(Extracted data entries)
:::::
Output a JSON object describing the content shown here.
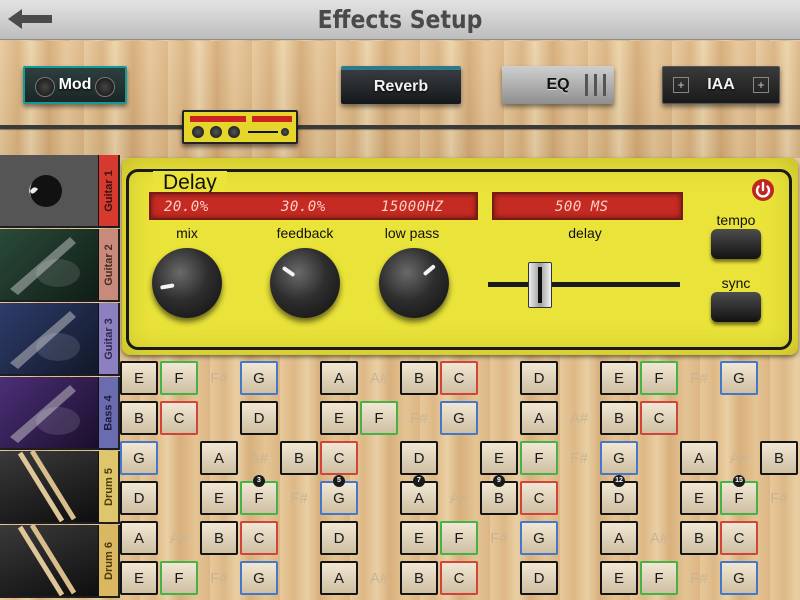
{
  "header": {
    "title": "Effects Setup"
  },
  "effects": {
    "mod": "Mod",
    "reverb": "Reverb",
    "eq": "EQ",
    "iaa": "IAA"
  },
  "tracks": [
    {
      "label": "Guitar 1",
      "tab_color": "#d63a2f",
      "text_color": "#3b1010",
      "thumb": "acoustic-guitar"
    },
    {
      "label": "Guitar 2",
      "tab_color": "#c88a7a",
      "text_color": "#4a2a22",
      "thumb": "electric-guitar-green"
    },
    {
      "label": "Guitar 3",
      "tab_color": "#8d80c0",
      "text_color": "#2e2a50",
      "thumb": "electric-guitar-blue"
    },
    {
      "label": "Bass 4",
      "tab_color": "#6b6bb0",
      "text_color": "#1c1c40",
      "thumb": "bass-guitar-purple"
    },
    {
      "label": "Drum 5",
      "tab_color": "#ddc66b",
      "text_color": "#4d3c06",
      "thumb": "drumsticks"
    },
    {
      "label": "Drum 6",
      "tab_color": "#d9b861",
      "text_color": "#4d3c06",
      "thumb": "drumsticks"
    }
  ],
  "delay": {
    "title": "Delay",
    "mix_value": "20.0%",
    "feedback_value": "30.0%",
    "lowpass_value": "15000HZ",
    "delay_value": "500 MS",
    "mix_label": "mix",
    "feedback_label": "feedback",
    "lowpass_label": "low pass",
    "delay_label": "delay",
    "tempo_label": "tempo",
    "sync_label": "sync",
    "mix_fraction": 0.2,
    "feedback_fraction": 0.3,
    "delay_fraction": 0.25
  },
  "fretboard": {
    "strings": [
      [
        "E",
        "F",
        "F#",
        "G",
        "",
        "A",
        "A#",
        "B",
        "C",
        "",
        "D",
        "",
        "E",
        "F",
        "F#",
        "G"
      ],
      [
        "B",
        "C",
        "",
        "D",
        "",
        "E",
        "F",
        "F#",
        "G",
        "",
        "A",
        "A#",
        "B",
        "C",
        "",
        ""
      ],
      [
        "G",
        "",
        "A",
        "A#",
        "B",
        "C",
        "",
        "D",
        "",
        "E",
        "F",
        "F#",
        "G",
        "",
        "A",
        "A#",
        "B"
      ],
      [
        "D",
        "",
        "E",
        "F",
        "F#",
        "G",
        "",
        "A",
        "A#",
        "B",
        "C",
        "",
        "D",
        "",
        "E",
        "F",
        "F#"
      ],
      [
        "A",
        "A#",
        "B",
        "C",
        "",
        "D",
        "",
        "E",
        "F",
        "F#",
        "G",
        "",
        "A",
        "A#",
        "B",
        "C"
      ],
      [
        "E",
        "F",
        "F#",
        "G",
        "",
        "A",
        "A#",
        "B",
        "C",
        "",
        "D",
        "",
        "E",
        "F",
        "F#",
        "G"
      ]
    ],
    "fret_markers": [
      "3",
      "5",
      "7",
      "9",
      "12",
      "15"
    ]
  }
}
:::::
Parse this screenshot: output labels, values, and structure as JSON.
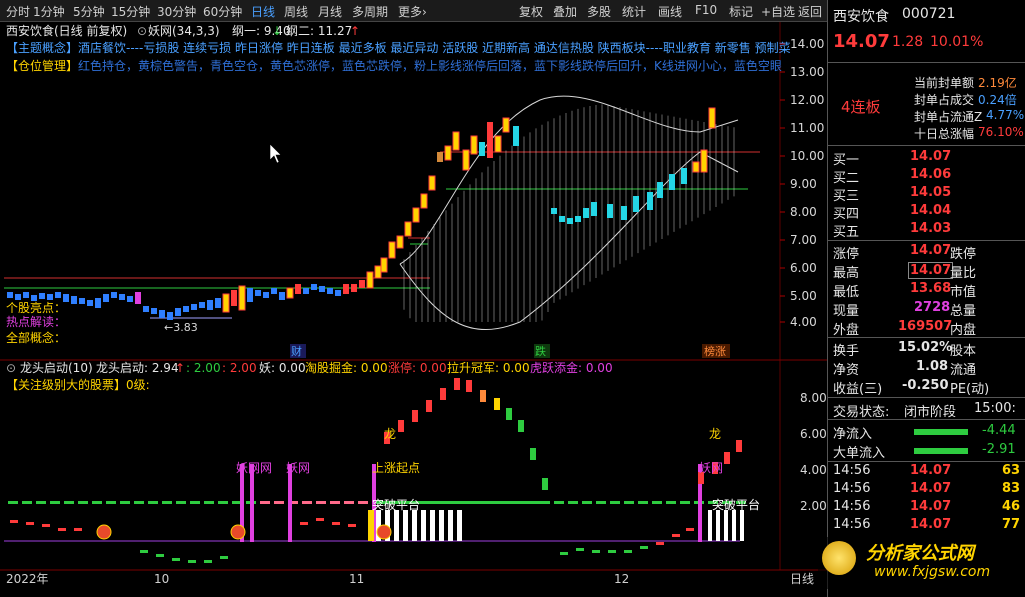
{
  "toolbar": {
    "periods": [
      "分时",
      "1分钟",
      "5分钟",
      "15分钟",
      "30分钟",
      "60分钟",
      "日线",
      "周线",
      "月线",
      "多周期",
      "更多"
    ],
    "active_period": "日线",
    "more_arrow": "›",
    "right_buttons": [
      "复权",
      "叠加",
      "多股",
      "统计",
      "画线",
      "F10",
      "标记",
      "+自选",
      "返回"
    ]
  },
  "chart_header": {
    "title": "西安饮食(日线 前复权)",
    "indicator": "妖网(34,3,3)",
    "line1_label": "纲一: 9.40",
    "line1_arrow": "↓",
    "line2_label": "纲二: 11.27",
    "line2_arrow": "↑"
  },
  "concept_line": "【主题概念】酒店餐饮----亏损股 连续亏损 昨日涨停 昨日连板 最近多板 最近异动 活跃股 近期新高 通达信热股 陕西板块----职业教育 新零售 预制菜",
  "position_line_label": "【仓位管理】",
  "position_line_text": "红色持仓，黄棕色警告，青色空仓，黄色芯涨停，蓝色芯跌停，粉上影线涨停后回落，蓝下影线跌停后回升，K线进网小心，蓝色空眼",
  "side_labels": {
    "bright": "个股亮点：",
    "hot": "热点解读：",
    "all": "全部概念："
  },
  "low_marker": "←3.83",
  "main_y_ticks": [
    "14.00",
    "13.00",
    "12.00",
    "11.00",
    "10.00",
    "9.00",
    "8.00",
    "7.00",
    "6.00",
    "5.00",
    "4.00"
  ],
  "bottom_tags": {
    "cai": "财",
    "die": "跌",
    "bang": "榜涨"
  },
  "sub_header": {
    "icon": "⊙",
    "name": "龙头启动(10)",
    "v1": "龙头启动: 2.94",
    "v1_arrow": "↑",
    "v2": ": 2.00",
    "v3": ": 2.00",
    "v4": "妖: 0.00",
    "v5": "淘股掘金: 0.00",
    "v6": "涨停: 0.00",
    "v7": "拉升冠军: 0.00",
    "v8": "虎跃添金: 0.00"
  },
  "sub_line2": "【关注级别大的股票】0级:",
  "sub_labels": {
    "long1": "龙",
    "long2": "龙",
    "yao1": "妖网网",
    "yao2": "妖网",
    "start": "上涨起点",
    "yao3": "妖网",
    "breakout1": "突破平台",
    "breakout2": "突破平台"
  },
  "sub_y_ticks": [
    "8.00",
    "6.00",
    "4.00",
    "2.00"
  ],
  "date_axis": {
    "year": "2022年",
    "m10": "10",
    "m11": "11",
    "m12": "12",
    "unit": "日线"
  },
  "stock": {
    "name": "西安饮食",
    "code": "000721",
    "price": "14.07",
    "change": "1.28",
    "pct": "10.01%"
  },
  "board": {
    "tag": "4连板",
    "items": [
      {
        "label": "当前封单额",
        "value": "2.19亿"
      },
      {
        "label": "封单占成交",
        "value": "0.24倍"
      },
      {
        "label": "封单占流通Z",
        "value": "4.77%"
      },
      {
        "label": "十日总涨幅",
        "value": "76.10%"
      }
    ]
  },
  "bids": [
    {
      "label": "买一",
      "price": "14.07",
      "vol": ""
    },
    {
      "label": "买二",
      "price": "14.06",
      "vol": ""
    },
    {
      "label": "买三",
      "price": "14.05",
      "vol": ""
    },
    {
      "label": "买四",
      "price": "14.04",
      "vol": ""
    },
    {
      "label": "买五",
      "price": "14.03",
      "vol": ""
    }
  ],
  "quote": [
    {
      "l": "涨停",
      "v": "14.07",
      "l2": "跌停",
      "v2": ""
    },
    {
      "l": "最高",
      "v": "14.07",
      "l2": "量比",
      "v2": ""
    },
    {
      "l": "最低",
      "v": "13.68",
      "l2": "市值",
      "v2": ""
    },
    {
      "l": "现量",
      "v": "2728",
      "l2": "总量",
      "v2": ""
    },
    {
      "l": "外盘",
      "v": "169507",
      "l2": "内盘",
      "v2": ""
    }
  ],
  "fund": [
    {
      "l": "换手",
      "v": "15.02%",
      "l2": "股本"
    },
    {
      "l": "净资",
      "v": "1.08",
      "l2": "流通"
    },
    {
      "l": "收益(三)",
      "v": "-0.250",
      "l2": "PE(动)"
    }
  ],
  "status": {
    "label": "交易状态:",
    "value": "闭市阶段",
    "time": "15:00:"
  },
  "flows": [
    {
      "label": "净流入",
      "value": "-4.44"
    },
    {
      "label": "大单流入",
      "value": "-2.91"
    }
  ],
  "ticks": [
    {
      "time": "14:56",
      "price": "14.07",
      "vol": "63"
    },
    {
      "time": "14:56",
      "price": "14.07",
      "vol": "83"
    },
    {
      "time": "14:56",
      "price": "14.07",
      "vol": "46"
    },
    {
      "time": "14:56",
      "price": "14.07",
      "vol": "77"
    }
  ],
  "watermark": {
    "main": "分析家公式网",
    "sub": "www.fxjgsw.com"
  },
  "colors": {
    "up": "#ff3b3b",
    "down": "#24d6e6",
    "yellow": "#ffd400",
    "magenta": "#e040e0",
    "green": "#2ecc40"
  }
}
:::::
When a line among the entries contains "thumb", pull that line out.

▶ Written solution:
      "thumb": "acoustic-guitar"
      "thumb": "electric-guitar-green"
      "thumb": "electric-guitar-blue"
      "thumb": "bass-guitar-purple"
      "thumb": "drumsticks"
      "thumb": "drumsticks"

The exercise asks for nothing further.